Data supplied section start

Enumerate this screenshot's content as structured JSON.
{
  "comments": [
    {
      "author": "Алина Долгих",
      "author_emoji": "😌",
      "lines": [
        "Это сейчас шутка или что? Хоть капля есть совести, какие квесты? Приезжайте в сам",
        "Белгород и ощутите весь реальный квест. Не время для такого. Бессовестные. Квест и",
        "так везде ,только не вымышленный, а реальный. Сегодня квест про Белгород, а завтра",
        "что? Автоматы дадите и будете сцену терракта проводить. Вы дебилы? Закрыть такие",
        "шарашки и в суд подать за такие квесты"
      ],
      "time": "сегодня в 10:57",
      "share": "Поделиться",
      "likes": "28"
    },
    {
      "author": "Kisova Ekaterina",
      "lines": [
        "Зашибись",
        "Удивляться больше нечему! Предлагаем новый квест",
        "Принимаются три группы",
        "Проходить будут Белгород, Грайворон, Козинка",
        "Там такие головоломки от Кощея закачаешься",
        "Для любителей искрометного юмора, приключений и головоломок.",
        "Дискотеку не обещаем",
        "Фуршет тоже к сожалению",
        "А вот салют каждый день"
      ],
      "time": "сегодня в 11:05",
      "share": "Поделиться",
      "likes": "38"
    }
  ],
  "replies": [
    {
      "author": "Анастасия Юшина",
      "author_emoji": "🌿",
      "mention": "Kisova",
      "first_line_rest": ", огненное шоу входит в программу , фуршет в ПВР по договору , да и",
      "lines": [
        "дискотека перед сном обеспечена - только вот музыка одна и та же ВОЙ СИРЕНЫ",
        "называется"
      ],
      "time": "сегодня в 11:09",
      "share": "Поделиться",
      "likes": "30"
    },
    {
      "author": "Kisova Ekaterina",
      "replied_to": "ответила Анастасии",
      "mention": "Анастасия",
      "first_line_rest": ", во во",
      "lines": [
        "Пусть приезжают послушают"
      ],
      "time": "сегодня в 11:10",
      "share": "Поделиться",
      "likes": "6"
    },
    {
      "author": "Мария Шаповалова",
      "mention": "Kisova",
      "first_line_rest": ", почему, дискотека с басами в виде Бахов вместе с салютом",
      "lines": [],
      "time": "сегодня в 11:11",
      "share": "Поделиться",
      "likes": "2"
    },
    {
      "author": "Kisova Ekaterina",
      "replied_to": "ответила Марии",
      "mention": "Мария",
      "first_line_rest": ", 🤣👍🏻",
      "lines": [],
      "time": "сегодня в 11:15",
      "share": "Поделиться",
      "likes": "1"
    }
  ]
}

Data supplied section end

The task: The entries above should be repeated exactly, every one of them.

Your response:
Enumerate this screenshot's content as structured JSON.
{
  "comments": [
    {
      "author": "Алина Долгих",
      "author_emoji": "😌",
      "lines": [
        "Это сейчас шутка или что? Хоть капля есть совести, какие квесты? Приезжайте в сам",
        "Белгород и ощутите весь реальный квест. Не время для такого. Бессовестные. Квест и",
        "так везде ,только не вымышленный, а реальный. Сегодня квест про Белгород, а завтра",
        "что? Автоматы дадите и будете сцену терракта проводить. Вы дебилы? Закрыть такие",
        "шарашки и в суд подать за такие квесты"
      ],
      "time": "сегодня в 10:57",
      "share": "Поделиться",
      "likes": "28"
    },
    {
      "author": "Kisova Ekaterina",
      "lines": [
        "Зашибись",
        "Удивляться больше нечему! Предлагаем новый квест",
        "Принимаются три группы",
        "Проходить будут Белгород, Грайворон, Козинка",
        "Там такие головоломки от Кощея закачаешься",
        "Для любителей искрометного юмора, приключений и головоломок.",
        "Дискотеку не обещаем",
        "Фуршет тоже к сожалению",
        "А вот салют каждый день"
      ],
      "time": "сегодня в 11:05",
      "share": "Поделиться",
      "likes": "38"
    }
  ],
  "replies": [
    {
      "author": "Анастасия Юшина",
      "author_emoji": "🌿",
      "mention": "Kisova",
      "first_line_rest": ", огненное шоу входит в программу , фуршет в ПВР по договору , да и",
      "lines": [
        "дискотека перед сном обеспечена - только вот музыка одна и та же ВОЙ СИРЕНЫ",
        "называется"
      ],
      "time": "сегодня в 11:09",
      "share": "Поделиться",
      "likes": "30"
    },
    {
      "author": "Kisova Ekaterina",
      "replied_to": "ответила Анастасии",
      "mention": "Анастасия",
      "first_line_rest": ", во во",
      "lines": [
        "Пусть приезжают послушают"
      ],
      "time": "сегодня в 11:10",
      "share": "Поделиться",
      "likes": "6"
    },
    {
      "author": "Мария Шаповалова",
      "mention": "Kisova",
      "first_line_rest": ", почему, дискотека с басами в виде Бахов вместе с салютом",
      "lines": [],
      "time": "сегодня в 11:11",
      "share": "Поделиться",
      "likes": "2"
    },
    {
      "author": "Kisova Ekaterina",
      "replied_to": "ответила Марии",
      "mention": "Мария",
      "first_line_rest": ", 🤣👍🏻",
      "lines": [],
      "time": "сегодня в 11:15",
      "share": "Поделиться",
      "likes": "1"
    }
  ]
}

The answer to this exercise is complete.